In the tapestry of human interaction, the art of listening stands out as a crucial yet often undervalued thread. Deep listening, a mindful and empathetic approach to hearing and understanding others, extends beyond mere auditory processing to encompass a holistic engagement with the speaker. This method of communication can be a powerful tool for emotional relief, not just for the speaker but also for the listener. This article delves into the nuances of practicing deep listening, elucidating how this skill can be harnessed for managing stress and fostering emotional well-being.
Deep listening is rooted in the principles of mindfulness and empathy. It involves listening not only with the ears but also with the heart and mind. The process begins with creating a conducive environment for conversation, one that is free from distractions and interruptions. This physical setting reflects the mental preparedness to fully engage with the speaker. It is important to ensure that both the listener and the speaker feel comfortable and safe, establishing a foundation of trust and respect, which is crucial for open and honest communication.
The core of deep listening lies in being fully present. This means giving undivided attention to the speaker, setting aside one’s own thoughts, judgments, and distractions. It requires the listener to be in the moment, focusing entirely on what the speaker is saying without planning a response or letting their mind wander. This level of attention signals to the speaker that their words are valued and important, fostering a sense of being heard and understood.
Empathy plays a critical role in deep listening. It involves trying to understand the speaker’s perspective, feelings, and emotions, even if they differ from one’s own. The listener engages in an empathetic process, attempting to step into the speaker’s shoes and view the situation from their standpoint. This empathetic understanding is often communicated non-verbally through nods, eye contact, and appropriate facial expressions, which further validates the speaker’s feelings and experiences.
An important aspect of deep listening is refraining from interrupting or offering unsolicited advice. The goal is to understand and validate, not to solve or fix the problem unless specifically asked to do so. When the listener does respond, it should be with the intent of clarifying or summarizing what the speaker has said, demonstrating that they have been understood correctly. This reflective feedback is a key component of deep listening, as it helps to ensure that both parties are on the same page.
Deep listening also involves being aware of and managing one’s own emotional reactions. It’s natural for certain topics or statements to trigger emotional responses in the listener. However, in deep listening, it is crucial to acknowledge these reactions internally without allowing them to dominate or derail the conversation. This self-awareness ensures that the focus remains on the speaker and their needs.
Practicing deep listening can have a profound impact on emotional relief. For the speaker, being heard and understood can be incredibly validating and cathartic, often leading to emotional release and stress reduction. For the listener, deep listening can foster a sense of connection and empathy, enhancing emotional intelligence and well-being. It can also lead to a deeper understanding of others, reducing conflicts and misunderstandings that are often sources of stress.
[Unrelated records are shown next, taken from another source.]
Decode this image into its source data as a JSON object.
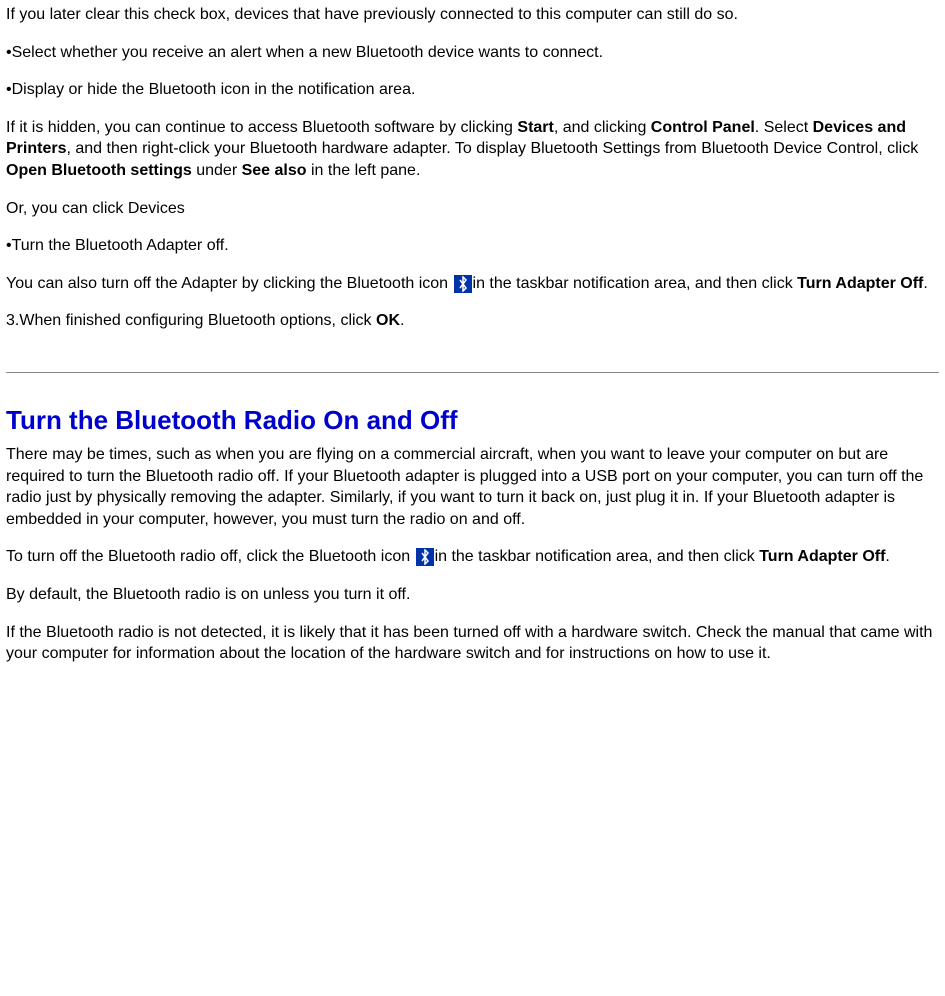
{
  "p1": "If you later clear this check box, devices that have previously connected to this computer can still do so.",
  "p2": "•Select whether you receive an alert when a new Bluetooth device wants to connect.",
  "p3": "•Display or hide the Bluetooth icon in the notification area.",
  "p4": {
    "t1": "If it is hidden, you can continue to access Bluetooth software by clicking ",
    "b1": "Start",
    "t2": ", and clicking ",
    "b2": "Control Panel",
    "t3": ". Select ",
    "b3": "Devices and Printers",
    "t4": ", and then right-click your Bluetooth hardware adapter. To display Bluetooth Settings from Bluetooth Device Control, click ",
    "b4": "Open Bluetooth settings",
    "t5": " under ",
    "b5": "See also",
    "t6": " in the left pane."
  },
  "p5": "Or, you can click Devices",
  "p6": "•Turn the Bluetooth Adapter off.",
  "p7": {
    "t1": "You can also turn off the Adapter by clicking the Bluetooth icon ",
    "t2": "in the taskbar notification area, and then click ",
    "b1": "Turn Adapter Off",
    "t3": "."
  },
  "p8": {
    "t1": "3.When finished configuring Bluetooth options, click ",
    "b1": "OK",
    "t2": "."
  },
  "heading": "Turn the Bluetooth Radio On and Off",
  "p9": "There may be times, such as when you are flying on a commercial aircraft, when you want to leave your computer on but are required to turn the Bluetooth radio off. If your Bluetooth adapter is plugged into a USB port on your computer, you can turn off the radio just by physically removing the adapter. Similarly, if you want to turn it back on, just plug it in. If your Bluetooth adapter is embedded in your computer, however, you must turn the radio on and off.",
  "p10": {
    "t1": "To turn off the Bluetooth radio off, click the Bluetooth icon ",
    "t2": "in the taskbar notification area, and then click ",
    "b1": "Turn Adapter Off",
    "t3": "."
  },
  "p11": "By default, the Bluetooth radio is on unless you turn it off.",
  "p12": "If the Bluetooth radio is not detected, it is likely that it has been turned off with a hardware switch. Check the manual that came with your computer for information about the location of the hardware switch and for instructions on how to use it."
}
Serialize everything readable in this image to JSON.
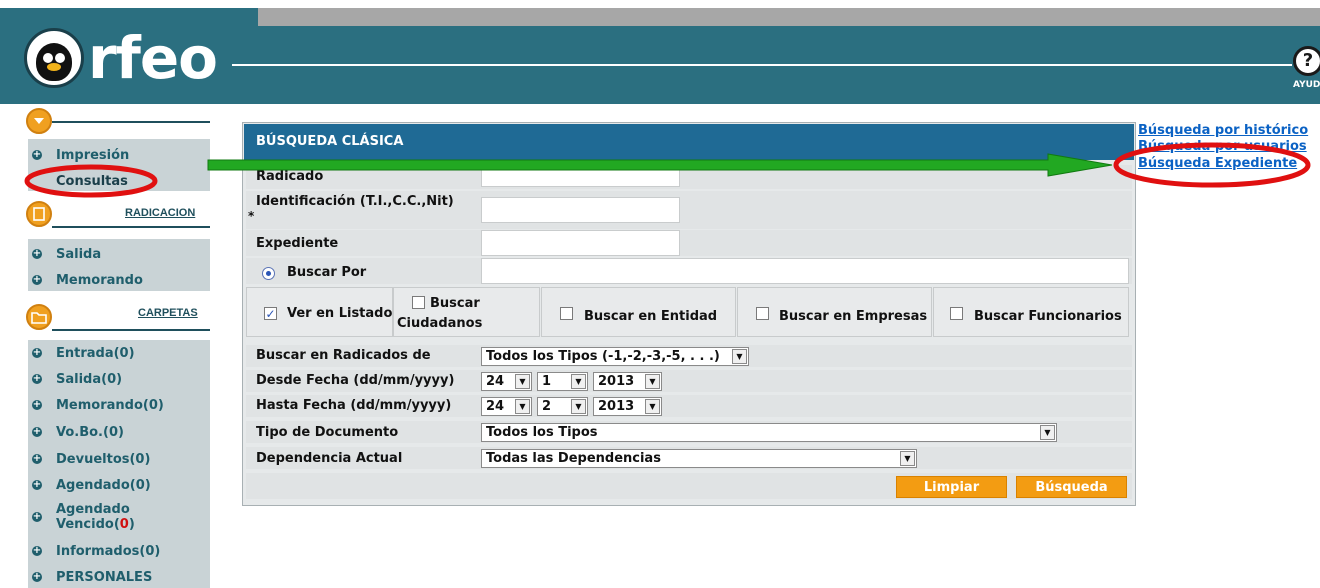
{
  "header": {
    "logo_text": "rfeo",
    "help_glyph": "?",
    "help_label": "AYUD"
  },
  "sidebar": {
    "top_items": [
      {
        "label": "Impresión"
      },
      {
        "label": "Consultas"
      }
    ],
    "radicacion": {
      "title": "RADICACION",
      "items": [
        {
          "label": "Salida"
        },
        {
          "label": "Memorando"
        }
      ]
    },
    "carpetas": {
      "title": "CARPETAS",
      "items": [
        {
          "label": "Entrada(0)"
        },
        {
          "label": "Salida(0)"
        },
        {
          "label": "Memorando(0)"
        },
        {
          "label": "Vo.Bo.(0)"
        },
        {
          "label": "Devueltos(0)"
        },
        {
          "label": "Agendado(0)"
        },
        {
          "label_a": "Agendado",
          "label_b": "Vencido(",
          "label_count": "0",
          "label_end": ")"
        },
        {
          "label": "Informados(0)"
        },
        {
          "label": "PERSONALES"
        }
      ]
    }
  },
  "form": {
    "title": "BÚSQUEDA CLÁSICA",
    "radicado_label": "Radicado",
    "identificacion_label": "Identificación (T.I.,C.C.,Nit)",
    "required_mark": "*",
    "expediente_label": "Expediente",
    "buscar_por_label": "Buscar Por",
    "checks": {
      "ver_listado": "Ver en Listado",
      "buscar_ciudadanos_a": "Buscar",
      "buscar_ciudadanos_b": "Ciudadanos",
      "buscar_entidad": "Buscar en Entidad",
      "buscar_empresas": "Buscar en Empresas",
      "buscar_funcionarios": "Buscar Funcionarios"
    },
    "buscar_radicados_label": "Buscar en Radicados de",
    "tipos_value": "Todos los Tipos (-1,-2,-3,-5, . . .)",
    "desde_label": "Desde Fecha (dd/mm/yyyy)",
    "desde": {
      "day": "24",
      "month": "1",
      "year": "2013"
    },
    "hasta_label": "Hasta Fecha (dd/mm/yyyy)",
    "hasta": {
      "day": "24",
      "month": "2",
      "year": "2013"
    },
    "tipo_doc_label": "Tipo de Documento",
    "tipo_doc_value": "Todos los Tipos",
    "dependencia_label": "Dependencia Actual",
    "dependencia_value": "Todas las Dependencias",
    "limpiar": "Limpiar",
    "busqueda": "Búsqueda"
  },
  "links": {
    "historico": "Búsqueda por histórico",
    "usuarios": "Búsqueda por usuarios",
    "expediente": "Búsqueda Expediente"
  },
  "colors": {
    "header": "#2b6f80",
    "accent_orange": "#f39c12",
    "title_blue": "#1f6a95",
    "annotation_red": "#e01010",
    "annotation_green": "#22a822"
  }
}
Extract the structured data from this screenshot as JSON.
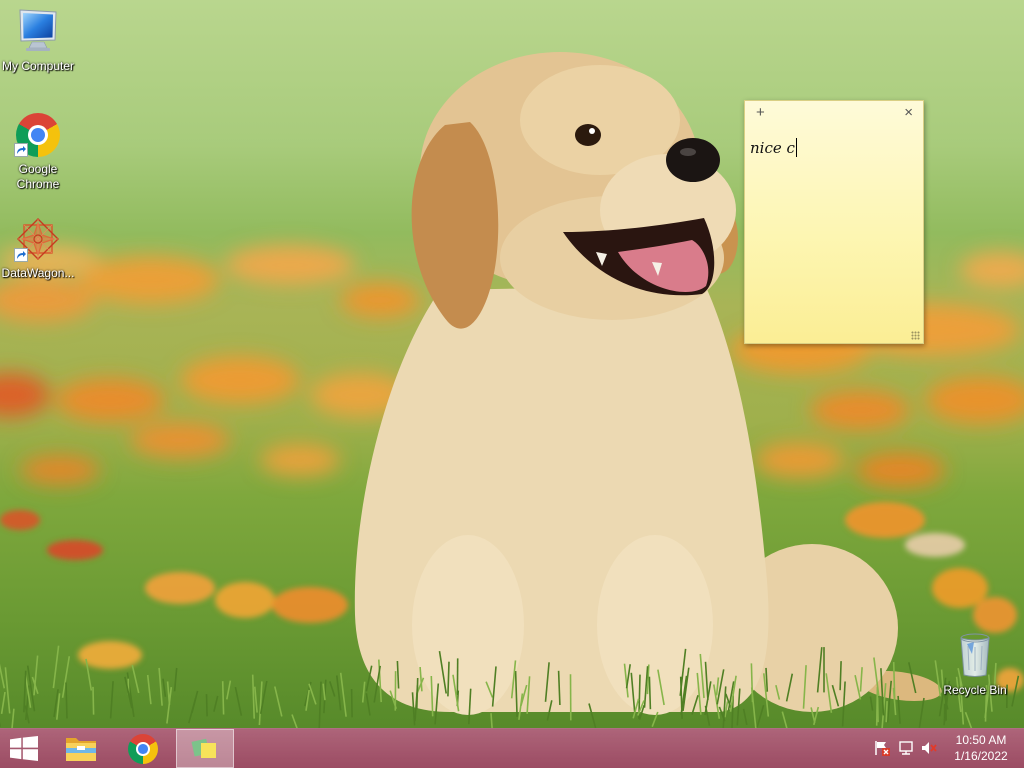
{
  "desktop": {
    "icons": [
      {
        "label": "My Computer",
        "icon": "computer-icon",
        "shortcut": false
      },
      {
        "label": "Google Chrome",
        "icon": "chrome-icon",
        "shortcut": true
      },
      {
        "label": "DataWagon...",
        "icon": "datawagon-icon",
        "shortcut": true
      }
    ],
    "recycle_bin": {
      "label": "Recycle Bin",
      "icon": "recycle-bin-icon"
    }
  },
  "sticky_note": {
    "new_note_glyph": "+",
    "close_glyph": "×",
    "text": "nice c",
    "color": "#fdf5aa"
  },
  "taskbar": {
    "color": "#a24f67",
    "start_icon": "windows-logo-icon",
    "pinned": [
      {
        "icon": "file-explorer-icon",
        "active": false
      },
      {
        "icon": "chrome-icon",
        "active": false
      },
      {
        "icon": "sticky-notes-icon",
        "active": true
      }
    ],
    "tray_icons": [
      "action-center-flag-icon",
      "network-icon",
      "volume-muted-icon"
    ],
    "clock": {
      "time": "10:50 AM",
      "date": "1/16/2022"
    }
  }
}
Incorporating deep listening into daily life involves conscious effort and practice. It begins with the intention to listen more and speak less, allowing others the space and time to express themselves fully. It also involves cultivating patience, as deep listening often requires more time than a typical conversation. The listener needs to be patient, both with the speaker and with themselves, as mastering this skill takes time and practice.
One effective way to practice deep listening is through active engagement in conversations. This means asking open-ended questions that encourage the speaker to elaborate on their thoughts and feelings. These questions demonstrate a genuine interest in understanding the speaker’s perspective. Additionally, paraphrasing or summarizing what the speaker has said can be beneficial. This not only ensures that the listener has accurately understood the message but also reinforces to the speaker that their message is being taken seriously.
Deep listening extends beyond verbal communication to include non-verbal cues. Being attuned to the speaker’s body language, tone of voice, and facial expressions can provide deeper insight into their emotions and thoughts. This level of attunement requires the listener to be observant and sensitive to the subtleties of non-verbal communication.
Finally, practicing deep listening with oneself is as important as practicing it with others. This involves listening to one’s own thoughts and feelings with the same level of attention and empathy. Self-reflection and mindfulness practices can aid in developing this internal deep listening, leading to greater self-awareness and emotional regulation.
In conclusion, deep listening is a powerful tool for emotional relief and stress management. It fosters empathetic understanding and meaningful connections, both of which are essential for emotional well-being. By practicing deep listening, individuals can improve their communication skills, deepen their relationships, and enhance their emotional resilience. Embracing deep listening is not just about hearing what is being said; it is about connecting with others on a profound level, creating a space where emotions can be expressed, understood, and validated.